LONDON, Feb 12 (Reuters) - The leader of Russia's liberal opposition,
Grigory Yavlinsky, says political freedom of speech in the country
is dead following last month's closure of its only independent
nationwide television station. "Freedom of speech is finished
-- in a political sense," Yavlinsky told Reuters in an interview
Yavlinsky, head of the Yabloko party and a Russian presidential
candidate, said the closure of the TV6 channel by the Russian
government on January 22 was another episode in the tough censorship
of television since April last year.
Discussion of allegations such as corruption of the military
in Chechnya as well as criticism of the government were on a "stop
list". Issues including nuclear waste and ecological problems
in Russia were similarly excluded.
He said he felt censored himself. "There's no access to
the major state channels. There was with NTV," he said. Last
year state dominated gas monopoly Gazprom took over NTV, the country's
biggest independent television broadcaster. Yavlinsky said Russian
monopolies such as Gazprom and natural power utility UES needed
reform. "They must be transparent, accountable, not black
boxes. Nobody knows what is the amount of assets, the structure
of assets. Nobody knows where the profits are moving. "I
don't see the end of the oligarchs," he said, of Russia's
REFORM FOR WTO TOO SLOW
A trained economist, he thought reform of the banking sector
was also moving very slowly, with Russia needing to be much more
energetic to meet the criteria for entering the World Trade Organisation
"We must get more competitive in a lot of industries, improve
the quality of products and of management, and decrease the cost
of products dramatically, otherwise they will not be competitive."
He said there needed to be tax and land reform, while corruption
was also a major problem. Although he was against the death penalty,
with public debate on the issue heating up, he said there was
support for it among the Russian people as the level of criminality
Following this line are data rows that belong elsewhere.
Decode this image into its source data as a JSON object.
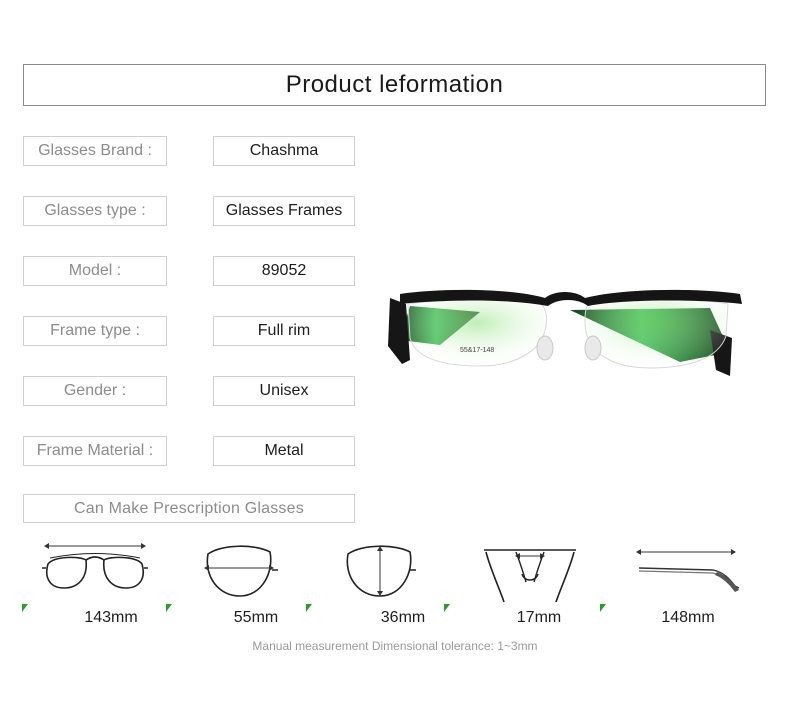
{
  "header": {
    "title": "Product leformation"
  },
  "specs": [
    {
      "label": "Glasses Brand :",
      "value": "Chashma"
    },
    {
      "label": "Glasses type :",
      "value": "Glasses Frames"
    },
    {
      "label": "Model :",
      "value": "89052"
    },
    {
      "label": "Frame type :",
      "value": "Full rim"
    },
    {
      "label": "Gender :",
      "value": "Unisex"
    },
    {
      "label": "Frame Material :",
      "value": "Metal"
    }
  ],
  "prescription": {
    "label": "Can Make Prescription Glasses"
  },
  "product": {
    "temple_print": "55&17-148"
  },
  "measurements": [
    {
      "value": "143mm",
      "icon": "frame-width-icon"
    },
    {
      "value": "55mm",
      "icon": "lens-width-icon"
    },
    {
      "value": "36mm",
      "icon": "lens-height-icon"
    },
    {
      "value": "17mm",
      "icon": "bridge-width-icon"
    },
    {
      "value": "148mm",
      "icon": "temple-length-icon"
    }
  ],
  "tolerance_note": "Manual measurement Dimensional tolerance: 1~3mm",
  "colors": {
    "accent_green": "#2e9a2e",
    "border": "#cfcfcf",
    "label_text": "#8c8c8c"
  }
}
was so high. "We have to diminish bureaucracy. Bureaucracy
is corruption, is criminality," he said. WTO chief Mike Moore
told Reuters in January that he believed Russia could become a
member by early summer 2003, with Russian President Vladimir Putin
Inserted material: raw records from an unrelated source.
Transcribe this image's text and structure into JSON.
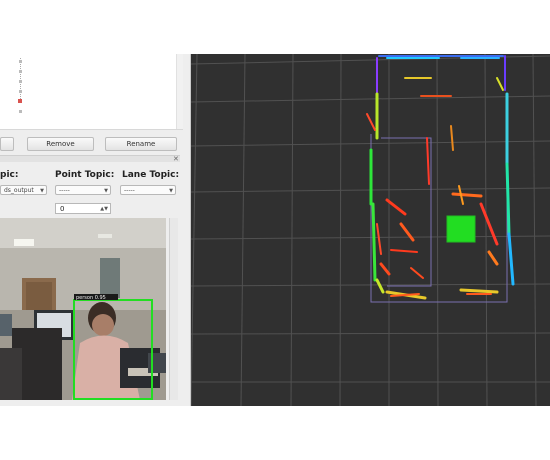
{
  "buttons": {
    "partial": "",
    "rename": "Rename",
    "remove": "Remove"
  },
  "topics": {
    "first_label": "pic:",
    "point_label": "Point Topic:",
    "lane_label": "Lane Topic:",
    "first_value": "ds_output",
    "point_value": "-----",
    "lane_value": "-----"
  },
  "spin_value": "0",
  "detection": {
    "label": "person 0.95"
  },
  "colors": {
    "panel_bg": "#eeeeee",
    "rviz_bg": "#303030",
    "grid": "#505050",
    "box_green": "#22dd22"
  }
}
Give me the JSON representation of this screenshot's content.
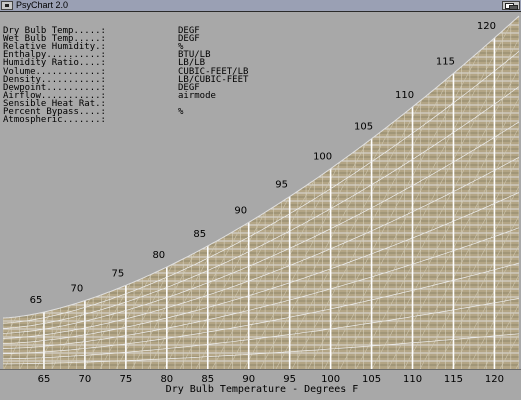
{
  "window": {
    "title": "PsyChart 2.0"
  },
  "readouts": [
    {
      "label": "Dry Bulb Temp.....:",
      "value": "DEGF"
    },
    {
      "label": "Wet Bulb Temp.....:",
      "value": "DEGF"
    },
    {
      "label": "Relative Humidity.:",
      "value": "%"
    },
    {
      "label": "Enthalpy..........:",
      "value": "BTU/LB"
    },
    {
      "label": "Humidity Ratio....:",
      "value": "LB/LB"
    },
    {
      "label": "Volume............:",
      "value": "CUBIC-FEET/LB"
    },
    {
      "label": "Density...........:",
      "value": "LB/CUBIC-FEET"
    },
    {
      "label": "Dewpoint..........:",
      "value": "DEGF"
    },
    {
      "label": "Airflow...........:",
      "value": "airmode"
    },
    {
      "label": "Sensible Heat Rat.:",
      "value": ""
    },
    {
      "label": "Percent Bypass....:",
      "value": "%"
    },
    {
      "label": "Atmospheric.......:",
      "value": ""
    }
  ],
  "chart": {
    "x_axis_label": "Dry Bulb Temperature - Degrees F",
    "x_ticks": [
      "65",
      "70",
      "75",
      "80",
      "85",
      "90",
      "95",
      "100",
      "105",
      "110",
      "115",
      "120"
    ],
    "saturation_labels": [
      "65",
      "70",
      "75",
      "80",
      "85",
      "90",
      "95",
      "100",
      "105",
      "110",
      "115",
      "120"
    ],
    "colors": {
      "background": "#a8a8a8",
      "chart_fill": "#b3a585",
      "grid_major": "#ffffff",
      "grid_minor": "#dcdcdc",
      "text": "#000000"
    }
  }
}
very engaged on the issue. Putin enjoys approval ratings of over
70 percent, winning over parties that often opposed his predecessor
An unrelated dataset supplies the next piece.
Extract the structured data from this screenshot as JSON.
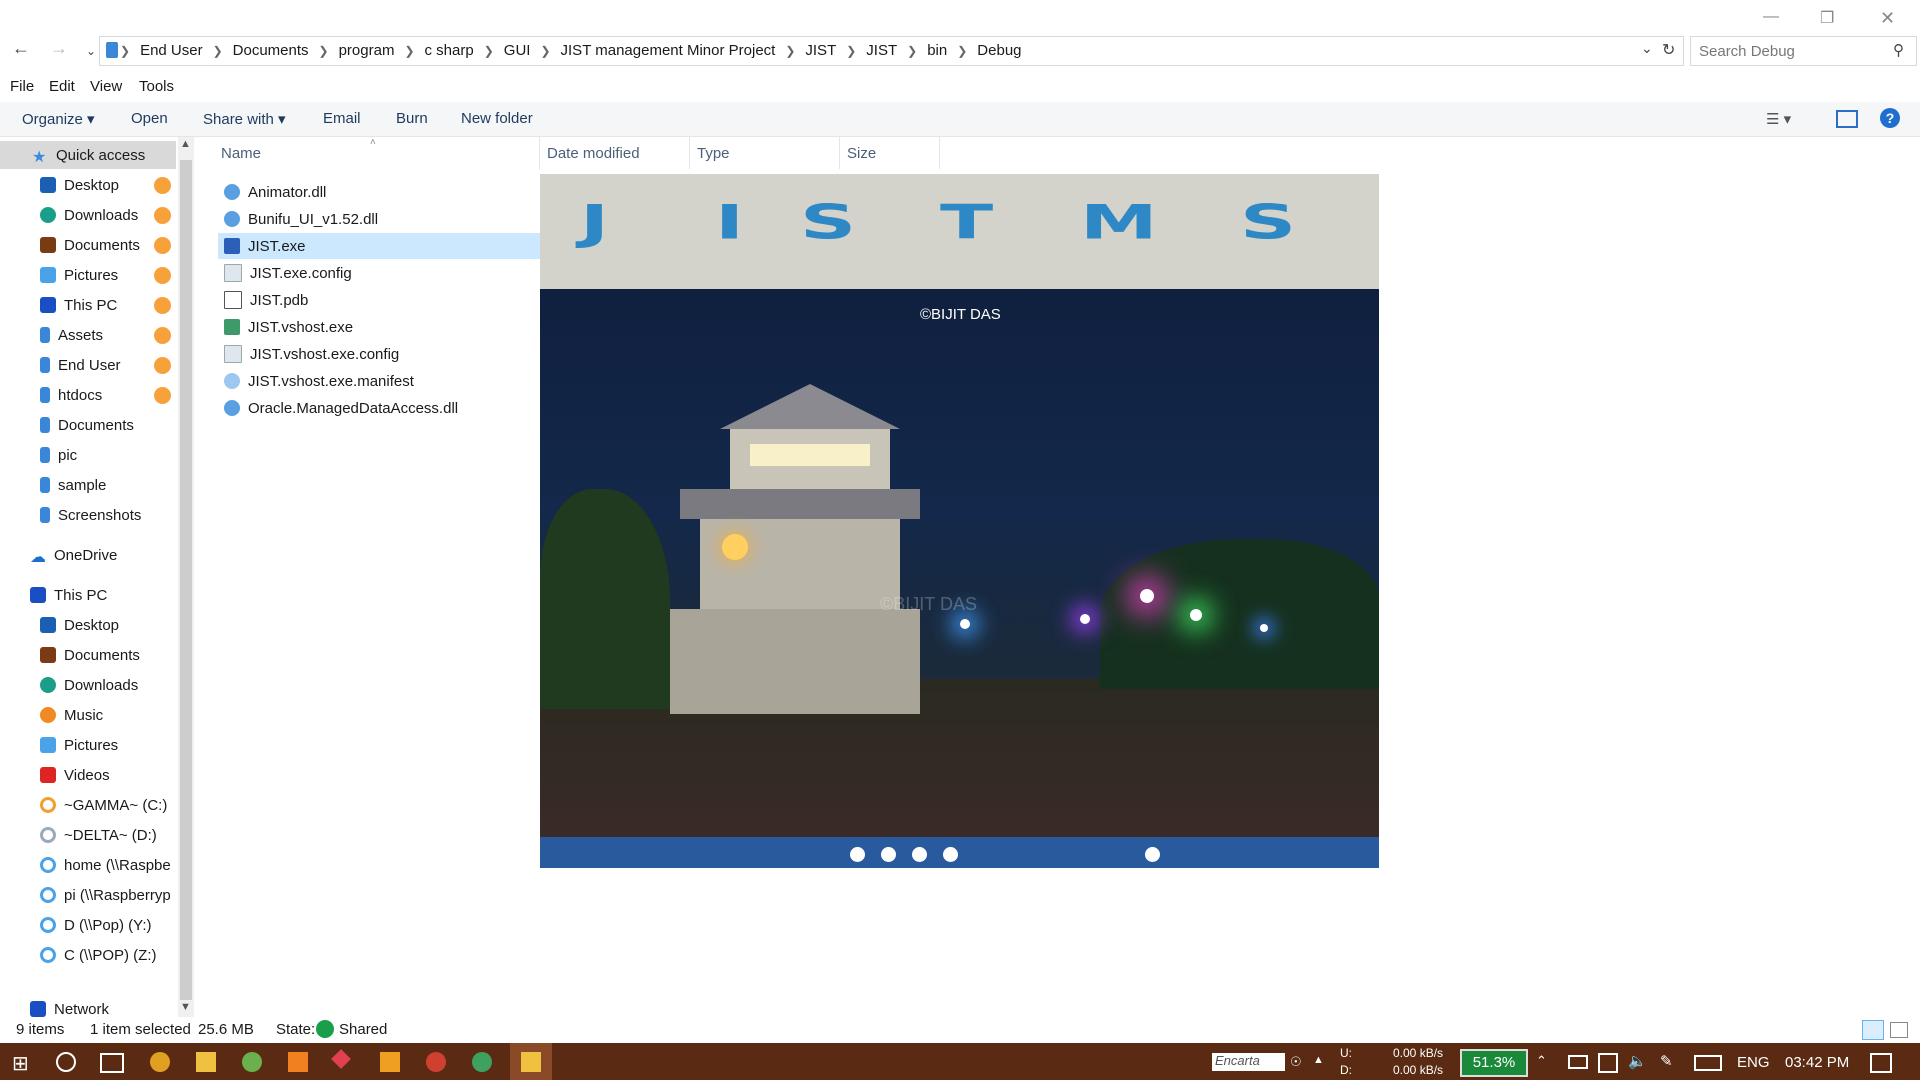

Boris Yeltsin after just two years in power.
Yavlinsky, married with two sons and who at 49 is the same age
as Putin, finds it hard to be in opposition. "Hard doesn't
mean impossible. Everything good in Russia is hard."
SUPPORT FOR FOREIGN POLICY
Yavlinsky said he was systemically opposed to Putin's domestic
policy, partly opposed to his economic policies, but really supportive
of foreign policy after September 11. Backing the U.S.'s "war
on terrorism" was the only possible solution, he said, although
critics say Putin will have trouble maintaining pro-Western policies
for little in return. "It's protecting Russia's future --
not being an ally with the U.S. and the EU would undermine security,"
"It's not a question of bargaining, gifts or presents.
Russia said it's not accepting terrorism as a way of doing things."
Putin defended his decision to back the U.S. in an interview on
Russian television on Monday, saying their cooperation was the
most important factor for stability in the world.
On the war in Chechnya between Russian troops and Islamic rebels,
Yavlinsky said sooner or later Russia had to organise a round
table with all parties, with political negotiations the only basis
for a solution.
the original at www.reuters.com
of Speech and Media Law in Russia